Click Image to Enlarge. External auditory canal or tube. This is the tube that connects the outer ear to the inside or middle ear. Tympanic membrane eardrum. The tympanic membrane divides the external ear from the middle ear.

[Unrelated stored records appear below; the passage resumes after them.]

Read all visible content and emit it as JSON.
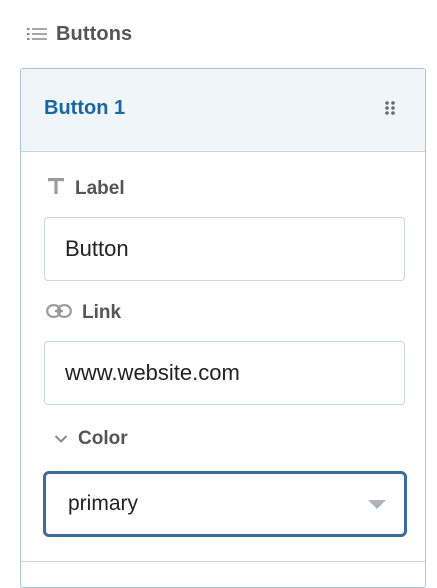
{
  "section": {
    "title": "Buttons",
    "icon": "list-icon"
  },
  "item": {
    "title": "Button 1",
    "drag_icon": "drag-handle-icon",
    "accent_color": "#1766a6"
  },
  "fields": {
    "label": {
      "label": "Label",
      "icon": "text-icon",
      "value": "Button"
    },
    "link": {
      "label": "Link",
      "icon": "link-icon",
      "value": "www.website.com"
    },
    "color": {
      "label": "Color",
      "icon": "chevron-down-icon",
      "selected": "primary"
    }
  }
}
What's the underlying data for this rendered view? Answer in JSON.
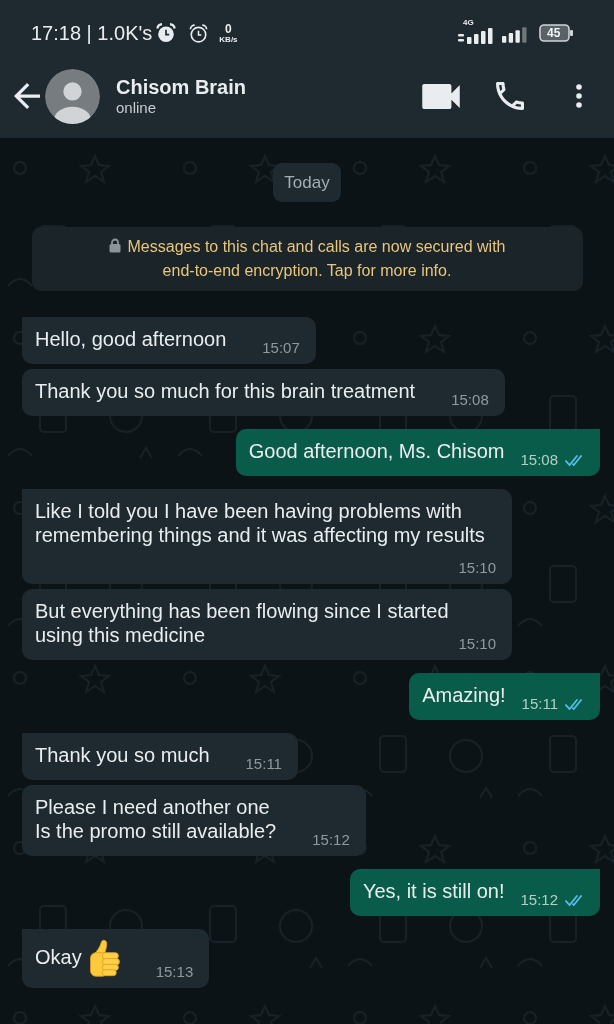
{
  "status_bar": {
    "time_text": "17:18 | 1.0K's",
    "speed_value": "0",
    "speed_unit": "KB/s",
    "network_label": "4G",
    "battery_text": "45"
  },
  "header": {
    "contact_name": "Chisom Brain",
    "status": "online"
  },
  "chat": {
    "date_chip": "Today",
    "encryption_notice": "Messages to this chat and calls are now secured with end-to-end encryption. Tap for more info.",
    "messages": [
      {
        "kind": "incoming",
        "text": "Hello, good afternoon",
        "time": "15:07"
      },
      {
        "kind": "incoming",
        "text": "Thank you so much for this brain treatment",
        "time": "15:08"
      },
      {
        "kind": "outgoing",
        "text": "Good afternoon, Ms. Chisom",
        "time": "15:08",
        "read": true
      },
      {
        "kind": "incoming",
        "text": "Like I told you I have been having problems with remembering things and it was affecting my results",
        "time": "15:10"
      },
      {
        "kind": "incoming",
        "text": "But everything has been flowing since I started using this medicine",
        "time": "15:10"
      },
      {
        "kind": "outgoing",
        "text": "Amazing!",
        "time": "15:11",
        "read": true
      },
      {
        "kind": "incoming",
        "text": "Thank you so much",
        "time": "15:11"
      },
      {
        "kind": "incoming",
        "text": "Please I need another one\nIs the promo still available?",
        "time": "15:12"
      },
      {
        "kind": "outgoing",
        "text": "Yes, it is still on!",
        "time": "15:12",
        "read": true
      },
      {
        "kind": "incoming",
        "text": "Okay",
        "emoji": true,
        "time": "15:13"
      }
    ]
  }
}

The peripheral hearing system consists of three parts which are the outer ear, the middle ear and the inner ear:. The central hearing system consists of the auditory nerve and an incredibly complex pathway through the brain stem and onward to the auditory cortex of the brain. The physiology of hearing, just like its anatomy, is very complex indeed and is best understood by looking at the role played by each part of our hearing system described above. Sound waves, which are really vibrations in the air around us, are collected by the pinna on each side of our head and are funnelled into the ear canals. These sound waves make the eardrum vibrate. The eardrum is so sensitive to sound vibrations in the ear canal that it can detect even the faintest sound as well as replicating even the most complex of sound vibration patterns. The eardrum vibrations caused by sound waves move the chain of tiny bones the ossicles — malleus, incus and stapes in the middle ear transferring the sound vibrations into the cochlea of the inner ear. This happens because the last of the three bones in this chain, the stapes, sits in a membrane-covered window in the bony wall which separates the middle ear from the cochlea of the inner ear. These nerve impulses follow a complicated pathway in the brainstem before arriving at the hearing centres of the brain, the auditory cortex. This is where the streams of nerve impulses are converted into meaningful sound.